Reviewed by Publishers Weekly Reviews (PW Reviews 2011 August #1)

Illustrator Biggs's first solo outing launches a transportation-based series with a cartooned survey of vehicles that populate the roads and rails. Using the framing device of Henry and his father driving to pick up Henry's mother at the train station, Biggs (the Brownie & Pearl series) creates a series of bustling landscapes full of vehicles, real and whimsical, which provide conversation fodder for father and son. Every few pages, Henry's questions prompt Biggs to break from the journey and zero in on a specific vehicle's components and capabilities, providing just enough detail to satisfy budding gearheads ("When you turn the key in the ignition, the battery sends a jolt of electricity to the motor that starts the car"). While it's too early to declare Biggs the next Richard Scarry or Martin Handford, this series has plenty of potential: Biggs has a cheery cartooning style that's reminiscent of R. Crumb and ideal for populating his oversized pages with a multitude of players and detail. With running visual jokes and mini-narratives adding to the fun, Biggs gives readers lots to take in and enjoy. Ages 4–8. (Sept.)

[Page ]. Copyright 2011 PWxyz LLC

Reviewed by School Library Journal Reviews (SLJ Reviews 2011 November)

PreS-Gr 1—As they travel from their suburban home through busy city streets to pick up Mom at the train station, Henry and his dad observe bikes, cars and vans, motorcycles, RVs, service vehicles, and finally trains. This oversize book's double-page cartoons bustle with visual pep. Following the busy street scenes, Dad explains a type of vehicle in depth. Henry learns basically how a motor works and what amenities an RV offers. There's a continuing game for readers to find a bird wearing a hat. Fun and learning are ideally balanced in this engaging trek that will be revisited umpteen times before every tidbit of labeling, conversation, and oddity is discovered in this wealth of urban wheels.—Gay Lynn Van Vleck, Henrico County Library, Glen Allen, VA
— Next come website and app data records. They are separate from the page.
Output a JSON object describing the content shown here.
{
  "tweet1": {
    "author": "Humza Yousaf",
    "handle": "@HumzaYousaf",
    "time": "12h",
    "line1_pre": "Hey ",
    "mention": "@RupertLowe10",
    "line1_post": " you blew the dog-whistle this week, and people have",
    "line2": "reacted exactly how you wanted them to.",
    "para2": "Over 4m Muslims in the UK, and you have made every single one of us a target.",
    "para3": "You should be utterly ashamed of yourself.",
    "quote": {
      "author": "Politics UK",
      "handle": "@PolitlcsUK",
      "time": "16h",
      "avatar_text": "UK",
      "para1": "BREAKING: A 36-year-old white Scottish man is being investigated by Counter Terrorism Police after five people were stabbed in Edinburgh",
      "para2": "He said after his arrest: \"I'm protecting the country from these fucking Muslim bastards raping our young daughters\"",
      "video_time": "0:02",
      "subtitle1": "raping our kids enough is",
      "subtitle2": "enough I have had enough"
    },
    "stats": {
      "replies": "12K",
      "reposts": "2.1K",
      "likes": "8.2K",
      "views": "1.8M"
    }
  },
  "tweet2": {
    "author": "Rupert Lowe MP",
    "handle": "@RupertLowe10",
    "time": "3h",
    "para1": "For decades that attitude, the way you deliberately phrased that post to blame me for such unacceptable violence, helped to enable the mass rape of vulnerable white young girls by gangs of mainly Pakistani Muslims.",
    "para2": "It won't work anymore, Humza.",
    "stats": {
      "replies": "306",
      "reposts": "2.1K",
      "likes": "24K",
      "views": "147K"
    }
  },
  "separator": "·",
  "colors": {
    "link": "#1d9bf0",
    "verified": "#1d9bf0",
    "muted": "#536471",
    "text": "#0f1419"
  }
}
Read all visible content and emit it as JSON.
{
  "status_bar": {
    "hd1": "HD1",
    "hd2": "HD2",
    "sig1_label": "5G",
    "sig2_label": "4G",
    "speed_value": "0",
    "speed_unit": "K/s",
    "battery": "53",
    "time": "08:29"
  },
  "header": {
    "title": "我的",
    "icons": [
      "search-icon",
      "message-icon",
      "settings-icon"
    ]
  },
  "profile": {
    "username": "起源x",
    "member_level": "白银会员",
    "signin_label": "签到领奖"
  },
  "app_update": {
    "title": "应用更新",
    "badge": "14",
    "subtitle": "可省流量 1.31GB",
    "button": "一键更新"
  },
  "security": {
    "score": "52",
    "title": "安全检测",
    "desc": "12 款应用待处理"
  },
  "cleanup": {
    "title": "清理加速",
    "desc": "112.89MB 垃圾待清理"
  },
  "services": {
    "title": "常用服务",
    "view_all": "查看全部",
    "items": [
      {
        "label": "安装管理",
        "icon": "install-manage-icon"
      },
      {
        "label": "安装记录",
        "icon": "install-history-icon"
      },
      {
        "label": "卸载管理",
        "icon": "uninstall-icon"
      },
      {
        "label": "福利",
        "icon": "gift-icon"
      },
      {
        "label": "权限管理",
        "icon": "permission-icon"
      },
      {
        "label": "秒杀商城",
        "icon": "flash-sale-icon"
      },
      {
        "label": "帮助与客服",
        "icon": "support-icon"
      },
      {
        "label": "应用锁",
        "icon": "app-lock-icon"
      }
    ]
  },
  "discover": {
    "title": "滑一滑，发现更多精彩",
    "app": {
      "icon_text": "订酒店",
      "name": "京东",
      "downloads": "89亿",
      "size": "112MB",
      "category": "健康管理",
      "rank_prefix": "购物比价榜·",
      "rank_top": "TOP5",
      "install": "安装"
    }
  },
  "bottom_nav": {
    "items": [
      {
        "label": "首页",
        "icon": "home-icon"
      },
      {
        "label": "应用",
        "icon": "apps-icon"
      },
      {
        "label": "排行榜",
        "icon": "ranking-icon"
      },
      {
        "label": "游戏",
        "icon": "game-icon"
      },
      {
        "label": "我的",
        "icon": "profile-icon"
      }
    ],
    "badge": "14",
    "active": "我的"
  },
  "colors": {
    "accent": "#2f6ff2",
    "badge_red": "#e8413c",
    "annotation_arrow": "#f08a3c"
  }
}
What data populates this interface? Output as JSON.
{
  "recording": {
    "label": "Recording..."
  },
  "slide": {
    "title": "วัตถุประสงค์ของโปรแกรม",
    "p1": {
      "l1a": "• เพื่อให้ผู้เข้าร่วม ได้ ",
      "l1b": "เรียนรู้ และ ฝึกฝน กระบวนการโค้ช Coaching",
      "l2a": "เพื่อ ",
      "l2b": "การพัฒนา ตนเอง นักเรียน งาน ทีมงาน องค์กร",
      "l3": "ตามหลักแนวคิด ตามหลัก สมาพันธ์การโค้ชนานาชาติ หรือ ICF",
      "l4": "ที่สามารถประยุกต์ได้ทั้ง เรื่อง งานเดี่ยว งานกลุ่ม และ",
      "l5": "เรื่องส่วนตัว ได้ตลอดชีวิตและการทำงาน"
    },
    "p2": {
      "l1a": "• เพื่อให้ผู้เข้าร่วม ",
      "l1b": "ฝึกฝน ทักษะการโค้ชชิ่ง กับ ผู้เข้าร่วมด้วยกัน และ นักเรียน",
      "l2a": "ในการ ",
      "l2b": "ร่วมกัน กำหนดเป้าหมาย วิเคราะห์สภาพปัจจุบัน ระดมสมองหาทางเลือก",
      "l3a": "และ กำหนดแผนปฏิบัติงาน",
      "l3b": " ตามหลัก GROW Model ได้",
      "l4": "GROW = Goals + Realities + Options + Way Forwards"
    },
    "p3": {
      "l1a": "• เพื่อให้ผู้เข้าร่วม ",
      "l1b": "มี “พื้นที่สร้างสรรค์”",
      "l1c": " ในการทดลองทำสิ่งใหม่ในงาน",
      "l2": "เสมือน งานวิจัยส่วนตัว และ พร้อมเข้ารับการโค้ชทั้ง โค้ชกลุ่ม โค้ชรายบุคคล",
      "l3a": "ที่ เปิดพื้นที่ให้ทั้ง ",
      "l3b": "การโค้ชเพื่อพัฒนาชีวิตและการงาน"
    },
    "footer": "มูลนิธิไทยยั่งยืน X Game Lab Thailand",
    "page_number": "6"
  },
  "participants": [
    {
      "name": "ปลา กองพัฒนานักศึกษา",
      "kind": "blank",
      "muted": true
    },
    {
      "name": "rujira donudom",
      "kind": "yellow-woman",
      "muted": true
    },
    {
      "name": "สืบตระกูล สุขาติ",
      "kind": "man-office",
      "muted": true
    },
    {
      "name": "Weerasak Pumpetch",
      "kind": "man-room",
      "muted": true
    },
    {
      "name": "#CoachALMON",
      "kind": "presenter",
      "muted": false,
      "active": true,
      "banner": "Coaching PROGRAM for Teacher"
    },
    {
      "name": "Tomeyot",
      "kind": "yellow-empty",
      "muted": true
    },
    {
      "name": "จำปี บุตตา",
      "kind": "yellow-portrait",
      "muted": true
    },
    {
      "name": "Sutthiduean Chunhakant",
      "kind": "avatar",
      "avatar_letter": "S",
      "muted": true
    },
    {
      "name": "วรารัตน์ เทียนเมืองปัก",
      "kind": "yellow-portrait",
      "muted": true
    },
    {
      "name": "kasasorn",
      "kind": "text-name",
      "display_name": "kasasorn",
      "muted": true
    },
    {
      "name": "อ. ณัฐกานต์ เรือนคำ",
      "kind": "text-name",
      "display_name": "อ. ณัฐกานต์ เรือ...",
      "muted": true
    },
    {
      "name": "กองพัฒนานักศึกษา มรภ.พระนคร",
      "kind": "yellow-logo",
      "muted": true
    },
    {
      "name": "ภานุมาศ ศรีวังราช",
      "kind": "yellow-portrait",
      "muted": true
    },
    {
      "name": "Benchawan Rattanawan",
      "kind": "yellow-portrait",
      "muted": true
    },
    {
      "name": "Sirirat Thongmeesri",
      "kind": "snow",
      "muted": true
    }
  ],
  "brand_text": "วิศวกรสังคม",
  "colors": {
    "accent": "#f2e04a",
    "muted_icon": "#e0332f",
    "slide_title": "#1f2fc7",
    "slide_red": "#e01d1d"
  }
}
[Page 79]. (c) Copyright 2011. Library Journals LLC, a wholly owned subsidiary of Media Source, Inc. No redistribution permitted.